§ **Exercise prompt**: Filter the entries down to the lines holding "JSON", then copy those lines.

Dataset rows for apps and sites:
#####
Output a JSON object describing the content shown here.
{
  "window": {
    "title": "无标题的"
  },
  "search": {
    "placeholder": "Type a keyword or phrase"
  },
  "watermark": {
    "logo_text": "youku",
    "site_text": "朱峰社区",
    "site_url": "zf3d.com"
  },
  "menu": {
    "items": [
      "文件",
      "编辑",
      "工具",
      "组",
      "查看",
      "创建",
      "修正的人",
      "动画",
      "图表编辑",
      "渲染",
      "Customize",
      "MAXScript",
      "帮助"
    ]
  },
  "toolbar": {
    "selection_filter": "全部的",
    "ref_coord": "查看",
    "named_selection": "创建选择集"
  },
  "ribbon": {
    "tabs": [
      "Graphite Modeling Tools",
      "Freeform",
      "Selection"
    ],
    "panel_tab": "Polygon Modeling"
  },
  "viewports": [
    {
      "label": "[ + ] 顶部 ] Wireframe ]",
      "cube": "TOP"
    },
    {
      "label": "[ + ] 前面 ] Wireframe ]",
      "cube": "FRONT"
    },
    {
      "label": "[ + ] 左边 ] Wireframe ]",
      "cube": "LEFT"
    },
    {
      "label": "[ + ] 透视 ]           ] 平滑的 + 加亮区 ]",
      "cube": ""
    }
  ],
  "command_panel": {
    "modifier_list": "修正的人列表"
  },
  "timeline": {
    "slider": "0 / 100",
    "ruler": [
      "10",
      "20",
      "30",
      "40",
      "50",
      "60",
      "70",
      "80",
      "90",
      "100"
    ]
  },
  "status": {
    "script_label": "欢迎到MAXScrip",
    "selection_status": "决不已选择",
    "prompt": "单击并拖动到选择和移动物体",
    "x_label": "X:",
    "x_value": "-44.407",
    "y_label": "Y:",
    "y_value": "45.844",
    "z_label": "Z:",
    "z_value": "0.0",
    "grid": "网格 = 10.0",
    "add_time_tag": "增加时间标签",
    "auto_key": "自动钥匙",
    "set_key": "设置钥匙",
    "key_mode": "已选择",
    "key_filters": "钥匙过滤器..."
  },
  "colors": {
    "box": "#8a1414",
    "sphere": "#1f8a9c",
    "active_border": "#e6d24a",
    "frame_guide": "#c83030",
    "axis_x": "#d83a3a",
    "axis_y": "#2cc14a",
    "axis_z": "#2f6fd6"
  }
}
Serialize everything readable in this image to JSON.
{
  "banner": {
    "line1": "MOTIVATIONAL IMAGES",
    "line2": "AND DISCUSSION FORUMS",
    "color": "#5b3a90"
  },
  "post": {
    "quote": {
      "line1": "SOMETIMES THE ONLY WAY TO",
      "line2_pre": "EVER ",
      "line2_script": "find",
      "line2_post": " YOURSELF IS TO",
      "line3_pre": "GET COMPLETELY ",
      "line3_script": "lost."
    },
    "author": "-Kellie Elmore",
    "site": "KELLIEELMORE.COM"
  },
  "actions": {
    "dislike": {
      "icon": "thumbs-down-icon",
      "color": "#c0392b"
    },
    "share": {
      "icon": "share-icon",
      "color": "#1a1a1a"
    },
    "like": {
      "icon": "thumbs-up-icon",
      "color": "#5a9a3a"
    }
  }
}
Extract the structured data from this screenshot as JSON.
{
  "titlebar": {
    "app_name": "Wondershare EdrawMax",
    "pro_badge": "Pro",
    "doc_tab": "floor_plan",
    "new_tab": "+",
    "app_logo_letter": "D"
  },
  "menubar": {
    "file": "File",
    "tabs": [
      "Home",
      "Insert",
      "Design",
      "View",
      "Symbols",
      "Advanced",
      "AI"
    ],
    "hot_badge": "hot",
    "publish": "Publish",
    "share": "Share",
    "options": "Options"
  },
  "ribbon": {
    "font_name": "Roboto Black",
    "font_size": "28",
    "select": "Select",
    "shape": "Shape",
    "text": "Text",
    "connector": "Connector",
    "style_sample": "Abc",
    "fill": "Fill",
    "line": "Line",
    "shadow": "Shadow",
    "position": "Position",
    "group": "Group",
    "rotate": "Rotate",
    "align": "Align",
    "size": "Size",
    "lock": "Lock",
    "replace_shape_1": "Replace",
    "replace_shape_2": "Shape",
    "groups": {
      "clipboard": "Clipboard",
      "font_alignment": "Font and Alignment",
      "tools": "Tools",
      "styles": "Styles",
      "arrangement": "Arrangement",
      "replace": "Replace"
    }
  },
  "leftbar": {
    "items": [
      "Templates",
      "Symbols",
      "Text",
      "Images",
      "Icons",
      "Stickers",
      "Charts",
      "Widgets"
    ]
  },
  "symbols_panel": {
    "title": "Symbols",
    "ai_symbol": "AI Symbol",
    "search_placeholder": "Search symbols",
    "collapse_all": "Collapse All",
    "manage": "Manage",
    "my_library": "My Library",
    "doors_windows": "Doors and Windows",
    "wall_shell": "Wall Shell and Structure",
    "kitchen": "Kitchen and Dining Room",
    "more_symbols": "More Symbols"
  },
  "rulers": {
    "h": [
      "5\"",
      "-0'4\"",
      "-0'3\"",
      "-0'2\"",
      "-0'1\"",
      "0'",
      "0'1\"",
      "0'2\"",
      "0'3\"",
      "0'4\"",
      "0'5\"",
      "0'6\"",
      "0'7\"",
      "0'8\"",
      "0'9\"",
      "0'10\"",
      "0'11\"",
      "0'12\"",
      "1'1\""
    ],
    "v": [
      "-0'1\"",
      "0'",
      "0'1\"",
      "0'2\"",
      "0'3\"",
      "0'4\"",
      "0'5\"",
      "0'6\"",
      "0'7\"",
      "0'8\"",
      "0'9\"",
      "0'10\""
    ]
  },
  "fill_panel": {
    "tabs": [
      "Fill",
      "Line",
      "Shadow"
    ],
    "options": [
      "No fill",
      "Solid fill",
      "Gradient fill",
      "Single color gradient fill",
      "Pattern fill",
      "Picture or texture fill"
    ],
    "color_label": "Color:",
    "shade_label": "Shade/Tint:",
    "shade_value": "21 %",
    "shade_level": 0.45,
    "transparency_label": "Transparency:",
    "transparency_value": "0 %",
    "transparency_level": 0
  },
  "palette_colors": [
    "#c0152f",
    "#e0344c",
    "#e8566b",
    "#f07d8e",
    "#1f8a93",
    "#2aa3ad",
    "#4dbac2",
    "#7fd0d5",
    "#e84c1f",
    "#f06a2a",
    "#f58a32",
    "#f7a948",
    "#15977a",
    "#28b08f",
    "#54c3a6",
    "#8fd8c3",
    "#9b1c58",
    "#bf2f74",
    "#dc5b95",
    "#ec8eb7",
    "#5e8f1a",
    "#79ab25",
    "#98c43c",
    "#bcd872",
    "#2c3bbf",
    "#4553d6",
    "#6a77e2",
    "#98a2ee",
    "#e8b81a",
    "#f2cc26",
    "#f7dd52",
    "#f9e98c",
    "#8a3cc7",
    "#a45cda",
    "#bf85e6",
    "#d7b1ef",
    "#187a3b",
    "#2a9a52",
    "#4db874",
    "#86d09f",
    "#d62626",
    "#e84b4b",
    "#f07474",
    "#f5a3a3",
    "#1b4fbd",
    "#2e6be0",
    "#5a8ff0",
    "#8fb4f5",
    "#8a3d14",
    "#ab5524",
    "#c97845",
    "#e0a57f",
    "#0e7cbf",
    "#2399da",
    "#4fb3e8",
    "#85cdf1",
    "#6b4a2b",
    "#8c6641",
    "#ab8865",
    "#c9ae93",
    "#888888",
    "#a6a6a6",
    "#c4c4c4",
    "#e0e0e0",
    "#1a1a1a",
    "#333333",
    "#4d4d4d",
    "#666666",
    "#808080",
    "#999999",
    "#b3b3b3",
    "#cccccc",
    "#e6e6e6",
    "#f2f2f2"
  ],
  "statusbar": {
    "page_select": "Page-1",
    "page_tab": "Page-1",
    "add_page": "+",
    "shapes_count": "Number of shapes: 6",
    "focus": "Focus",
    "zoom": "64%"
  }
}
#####
§ **Expected answer**:
Output a JSON object describing the content shown here.
Serialize everything readable in this image to JSON.
Extract the structured data from this screenshot as JSON.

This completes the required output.